Can A Pt Diagnose Knee Problems

Physical therapists (PTs) play a crucial role in the healthcare system, especially in the rehabilitation of patients with musculoskeletal injuries and conditions. When it comes to knee problems, many wonder if PTs are qualified to make diagnoses.

Here’s what you need to know about the role of physical therapists in diagnosing and managing knee issues…

Scope of Practice

Physical therapists are highly trained professionals specializing in evaluating and treating physical function and movement. Their education includes in-depth study of human anatomy, physiology, and the mechanics of body movement. While the scope of practice for PTs can vary by jurisdiction, some general principles apply…

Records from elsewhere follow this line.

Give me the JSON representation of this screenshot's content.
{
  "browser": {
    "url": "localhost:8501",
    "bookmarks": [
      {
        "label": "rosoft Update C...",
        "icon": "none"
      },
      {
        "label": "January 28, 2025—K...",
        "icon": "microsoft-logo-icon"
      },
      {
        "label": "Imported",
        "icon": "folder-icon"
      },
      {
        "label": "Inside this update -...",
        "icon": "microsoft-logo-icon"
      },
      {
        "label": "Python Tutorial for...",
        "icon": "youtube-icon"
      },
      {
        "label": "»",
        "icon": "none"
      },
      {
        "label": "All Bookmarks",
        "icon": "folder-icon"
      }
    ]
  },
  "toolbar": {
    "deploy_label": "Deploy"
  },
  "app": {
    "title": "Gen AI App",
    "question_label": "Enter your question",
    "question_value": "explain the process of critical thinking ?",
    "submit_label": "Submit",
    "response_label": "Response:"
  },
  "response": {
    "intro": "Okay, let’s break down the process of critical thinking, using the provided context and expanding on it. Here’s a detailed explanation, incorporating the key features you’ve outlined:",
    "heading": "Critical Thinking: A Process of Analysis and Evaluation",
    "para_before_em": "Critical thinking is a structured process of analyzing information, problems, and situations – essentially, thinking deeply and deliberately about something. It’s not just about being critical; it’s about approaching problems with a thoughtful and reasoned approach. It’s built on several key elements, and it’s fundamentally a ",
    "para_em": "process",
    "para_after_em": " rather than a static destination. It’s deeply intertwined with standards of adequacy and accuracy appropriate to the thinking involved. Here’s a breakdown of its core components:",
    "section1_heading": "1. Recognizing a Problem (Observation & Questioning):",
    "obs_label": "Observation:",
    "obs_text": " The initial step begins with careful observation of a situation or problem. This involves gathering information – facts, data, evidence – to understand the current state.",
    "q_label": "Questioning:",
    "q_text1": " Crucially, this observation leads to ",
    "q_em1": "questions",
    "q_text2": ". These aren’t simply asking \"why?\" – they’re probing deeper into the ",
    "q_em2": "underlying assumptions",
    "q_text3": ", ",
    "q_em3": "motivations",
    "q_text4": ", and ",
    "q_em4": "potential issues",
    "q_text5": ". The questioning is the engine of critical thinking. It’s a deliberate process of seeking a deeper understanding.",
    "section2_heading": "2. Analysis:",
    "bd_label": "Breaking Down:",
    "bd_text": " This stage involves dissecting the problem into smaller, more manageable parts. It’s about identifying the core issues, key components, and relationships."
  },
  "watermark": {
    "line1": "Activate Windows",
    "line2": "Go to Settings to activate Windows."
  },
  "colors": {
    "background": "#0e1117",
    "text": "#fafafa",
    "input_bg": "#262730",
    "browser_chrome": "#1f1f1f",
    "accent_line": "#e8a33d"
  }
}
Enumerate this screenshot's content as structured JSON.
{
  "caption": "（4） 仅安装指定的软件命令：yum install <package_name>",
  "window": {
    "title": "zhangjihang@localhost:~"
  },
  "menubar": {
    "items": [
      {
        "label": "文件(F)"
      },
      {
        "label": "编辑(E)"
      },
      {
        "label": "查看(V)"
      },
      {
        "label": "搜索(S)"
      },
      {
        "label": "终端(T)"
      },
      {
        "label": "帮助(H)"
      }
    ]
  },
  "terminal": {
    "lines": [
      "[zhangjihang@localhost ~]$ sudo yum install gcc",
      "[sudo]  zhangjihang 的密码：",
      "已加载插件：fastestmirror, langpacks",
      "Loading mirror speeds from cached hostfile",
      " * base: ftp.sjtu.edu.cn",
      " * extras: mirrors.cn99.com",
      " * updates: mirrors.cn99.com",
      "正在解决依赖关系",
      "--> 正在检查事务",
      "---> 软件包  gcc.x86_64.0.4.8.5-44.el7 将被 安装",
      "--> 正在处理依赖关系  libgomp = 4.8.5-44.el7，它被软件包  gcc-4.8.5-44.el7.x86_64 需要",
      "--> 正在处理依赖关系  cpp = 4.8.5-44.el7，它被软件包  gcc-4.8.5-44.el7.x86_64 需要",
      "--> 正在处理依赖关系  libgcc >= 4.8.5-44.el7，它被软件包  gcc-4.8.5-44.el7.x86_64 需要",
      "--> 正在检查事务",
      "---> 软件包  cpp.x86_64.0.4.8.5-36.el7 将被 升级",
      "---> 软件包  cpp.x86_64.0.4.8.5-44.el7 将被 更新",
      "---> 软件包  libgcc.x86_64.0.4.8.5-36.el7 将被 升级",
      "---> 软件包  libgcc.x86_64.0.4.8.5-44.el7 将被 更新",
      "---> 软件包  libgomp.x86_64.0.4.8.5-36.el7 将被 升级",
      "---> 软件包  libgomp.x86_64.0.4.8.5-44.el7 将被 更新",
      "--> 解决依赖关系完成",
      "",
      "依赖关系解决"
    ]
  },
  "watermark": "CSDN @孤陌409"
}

  • Initial Assessment – PTs conduct thorough assessments that may include reviewing medical history, observing movement patterns, evaluating strength and flexibility, and performing specific tests to understand the nature of the knee problem.
  • Clinical Diagnosis – In many regions, PTs can make a “clinical diagnosis” within their scope of practice. This refers to identifying the nature and cause of movement impairments and functional limitations. A clinical diagnosis from a PT is not the same as a medical diagnosis, which may require imaging tests (like X-rays or MRIs) and is typically made by a physician or orthopedic surgeon.
  • Referral – If a PT identifies signs that suggest a condition outside of their scope of treatment or requires medical intervention (such as surgery or medication), they will refer the patient to the appropriate healthcare provider for further evaluation and diagnosis.

Role in Knee Problem Management

  • Treatment Planning – Based on their assessment and clinical diagnosis, PTs develop personalized treatment plans that may include exercises, manual therapy, and education on managing the condition.
  • Prevention and Rehabilitation – PTs provide advice on injury prevention and prescribe specific exercises to strengthen the knee, improve flexibility, and increase stability, which are crucial for rehabilitation and preventing future injuries.
  • Collaboration – PTs often work as part of a multidisciplinary team, collaborating with physicians, orthopedic surgeons, and other healthcare professionals to ensure a comprehensive approach to treating knee problems.

While physical therapists have the expertise to evaluate and identify knee problems through clinical diagnosis, they typically do not make medical diagnoses that require imaging or laboratory tests. They play a vital role in the non-surgical management of knee conditions, focusing on rehabilitation, prevention, and improving quality of life. If you’re experiencing knee issues, a PT can be an excellent resource for assessment, treatment, and guidance on managing your condition effectively.